Best Practice in White-Collar Downsizing

Best Practice in White-Collar Downsizing - Academy of...

Info iconThis preview shows pages 1–2. Sign up to view the full content.

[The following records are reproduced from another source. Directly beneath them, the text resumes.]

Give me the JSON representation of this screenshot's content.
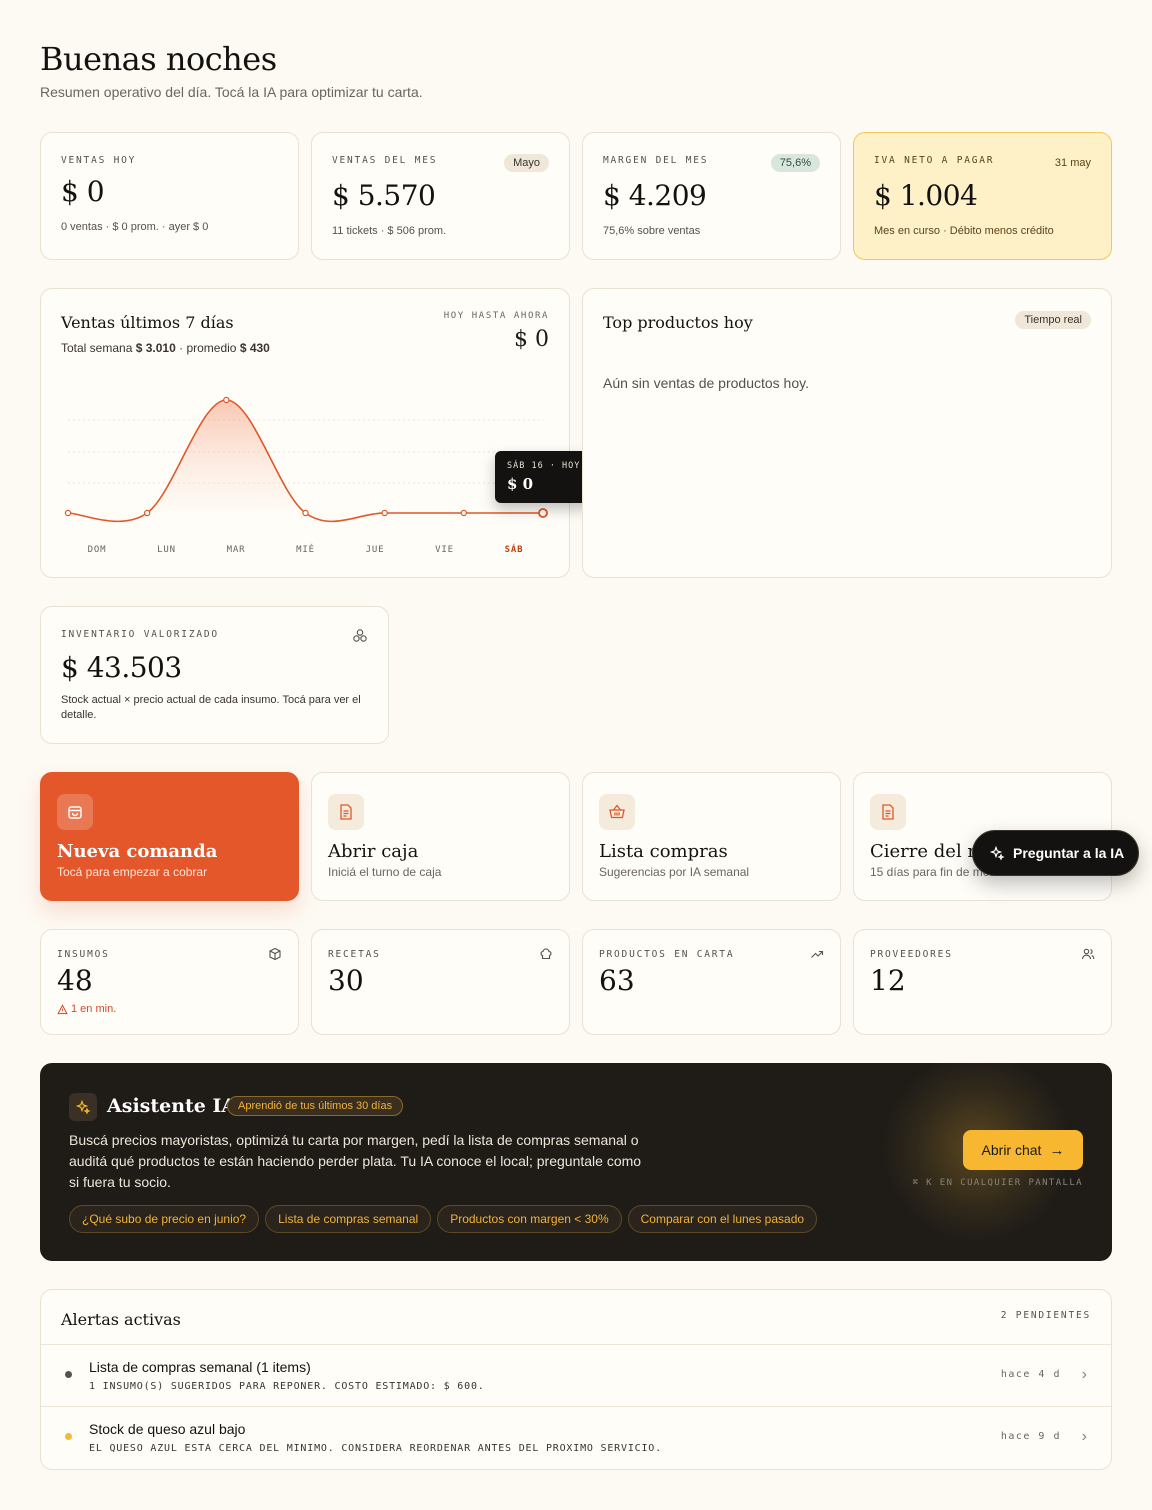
{
  "header": {
    "title": "Buenas noches",
    "subtitle": "Resumen operativo del día. Tocá la IA para optimizar tu carta."
  },
  "kpis": [
    {
      "label": "VENTAS HOY",
      "value": "$ 0",
      "sub": "0 ventas  ·  $ 0 prom.  ·  ayer $ 0",
      "badge": ""
    },
    {
      "label": "VENTAS DEL MES",
      "value": "$ 5.570",
      "sub": "11 tickets  ·  $ 506 prom.",
      "badge": "Mayo"
    },
    {
      "label": "MARGEN DEL MES",
      "value": "$ 4.209",
      "sub": "75,6% sobre ventas",
      "badge": "75,6%"
    },
    {
      "label": "IVA NETO A PAGAR",
      "value": "$ 1.004",
      "sub": "Mes en curso  ·  Débito menos crédito",
      "badge": "31 may"
    }
  ],
  "sales_chart": {
    "title": "Ventas últimos 7 días",
    "total_prefix": "Total semana",
    "total_value": "$ 3.010",
    "avg_prefix": "· promedio",
    "avg_value": "$ 430",
    "today_label": "HOY HASTA AHORA",
    "today_value": "$ 0",
    "tooltip_label": "SÁB 16 · HOY",
    "tooltip_value": "$ 0"
  },
  "chart_data": {
    "type": "line",
    "categories": [
      "DOM",
      "LUN",
      "MAR",
      "MIÉ",
      "JUE",
      "VIE",
      "SÁB"
    ],
    "series": [
      {
        "values": [
          0,
          0,
          3010,
          0,
          0,
          0,
          0
        ]
      }
    ],
    "highlight_category": "SÁB",
    "grid": true,
    "colors": {
      "line": "#e0572a",
      "highlight": "#c2410c"
    }
  },
  "top_products": {
    "title": "Top productos hoy",
    "badge": "Tiempo real",
    "empty": "Aún sin ventas de productos hoy."
  },
  "inventory": {
    "label": "INVENTARIO VALORIZADO",
    "value": "$ 43.503",
    "desc": "Stock actual × precio actual de cada insumo. Tocá para ver el detalle.",
    "icon": "boxes-icon"
  },
  "actions": [
    {
      "title": "Nueva comanda",
      "sub": "Tocá para empezar a cobrar",
      "icon": "bag-icon"
    },
    {
      "title": "Abrir caja",
      "sub": "Iniciá el turno de caja",
      "icon": "document-icon"
    },
    {
      "title": "Lista compras",
      "sub": "Sugerencias por IA semanal",
      "icon": "basket-icon"
    },
    {
      "title": "Cierre del mes",
      "sub": "15 días para fin de mes",
      "icon": "document-icon"
    }
  ],
  "floating_button": {
    "label": "Preguntar a la IA",
    "icon": "sparkles-icon"
  },
  "stats": [
    {
      "label": "INSUMOS",
      "value": "48",
      "note": "1 en min.",
      "icon": "cube-icon"
    },
    {
      "label": "RECETAS",
      "value": "30",
      "note": "",
      "icon": "chef-hat-icon"
    },
    {
      "label": "PRODUCTOS EN CARTA",
      "value": "63",
      "note": "",
      "icon": "trending-up-icon"
    },
    {
      "label": "PROVEEDORES",
      "value": "12",
      "note": "",
      "icon": "users-icon"
    }
  ],
  "assistant": {
    "title": "Asistente IA",
    "badge": "Aprendió de tus últimos 30 días",
    "desc": "Buscá precios mayoristas, optimizá tu carta por margen, pedí la lista de compras semanal o auditá qué productos te están haciendo perder plata. Tu IA conoce el local; preguntale como si fuera tu socio.",
    "cta": "Abrir chat",
    "shortcut": "⌘ K EN CUALQUIER PANTALLA",
    "chips": [
      "¿Qué subo de precio en junio?",
      "Lista de compras semanal",
      "Productos con margen < 30%",
      "Comparar con el lunes pasado"
    ]
  },
  "alerts": {
    "title": "Alertas activas",
    "count": "2 PENDIENTES",
    "items": [
      {
        "title": "Lista de compras semanal (1 items)",
        "desc": "1 INSUMO(S) SUGERIDOS PARA REPONER. COSTO ESTIMADO: $ 600.",
        "time": "hace 4 d",
        "color": "#57514a"
      },
      {
        "title": "Stock de queso azul bajo",
        "desc": "EL QUESO AZUL ESTA CERCA DEL MINIMO. CONSIDERA REORDENAR ANTES DEL PROXIMO SERVICIO.",
        "time": "hace 9 d",
        "color": "#f2b93b"
      }
    ]
  },
  "colors": {
    "accent": "#e4572a",
    "iva_bg": "#fef0c7",
    "dark": "#1f1c18",
    "cta": "#f7b731"
  }
}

View Full Document Right Arrow Icon
) Academy of Management Executive, 1991 Vol. 5 No, 3 Best practices in white-collar downsizing: managing contradictions Kim S, Cameron, University of Michigan Sarah J, Freeman, University of Michigan Aneil K, Mishra, University of Michigan Executive Overview It is no secret that U.S. industry, once the most productive in the world, is now lagging behind its global competitors. What is not well known is that blue-collar productivity is not necessarily the problem. Between 1978 and 1986, for example, the number of production workers declilned by six percent while real output rose 15 percent. White-collar productivity decreased six percent while the number of workers increased by twenty-one percent. Downsizing, which involves reducing the workforce, but also eliminates functions and redesigns systems and poiicies to contain costs, is becoming more common in U.S. companies. Despite its pervasiveness, however, downsizing has rarely been investigated by organization and management researchers. This article seeks to identify the processes used in effective downsizing as well as the consequences that result. The authors studied organizational downsizing and redesign for four years in thirty organizations in the automobile industry. Six general strategies are presented that highlight the best practices of these firms that are downsizing effectively. Article Once the most productive nation in the world, the U.S, now lags most of its global competitors in productivity growth,' For example, private sector productivity growth slowed from 3,3 percent per year between 1948 and 1965 to 0,1 percent today for the entire economy. Worse still, productivity for nonfarm businesses declined 0,3 percent,^ A good share of the blame for this decline rests squarely on white-collar employees and management. To illustrate, consider that between 1978 and 1986 the number of production workers in the U,S. declined by six percent while real output rose fifteen percent. That represents a 21 percent gain in blue-coUar productivity, or a 2,4 percent annual growth rate. During the same period, however, U.S. manufacturing firms expanded the number of white-collar, nonproduction workers by twenty-one percent, representing a six percent decrease in productivity. The trend toward a disproportionate expansion in the number of white-collar workers is also illustrated by the fact that in 1950, twenty-three percent of U,S, manufacturing industry employees were nonproduction workers. By 1988 that figure had risen to forty-seven percent. At the same time that production worker employment was decreasing in the 1980s, nonproduction worker employment was increasing dramatically in the manufacturing sector. The good news is that approximately seventy percent of the increase in America's GNP in the 1980s was accounted for by an expansion in the number of jobs. The bad news is that this growth often occurred in non-productive areas. In contrast, a majority of the GNP growth of our major global competitors was accounted for by increases in
Background image of page 1

Info iconThis preview has intentionally blurred sections. Sign up to view the full version.

View Full Document Right Arrow Icon
Image of page 2
This is the end of the preview. Sign up to access the rest of the document.

{[ snackBarMessage ]}

Page1 / 19

Best Practice in White-Collar Downsizing - Academy of...

This preview shows document pages 1 - 2. Sign up to view the full document.

View Full Document Right Arrow Icon
Ask a homework question - tutors are online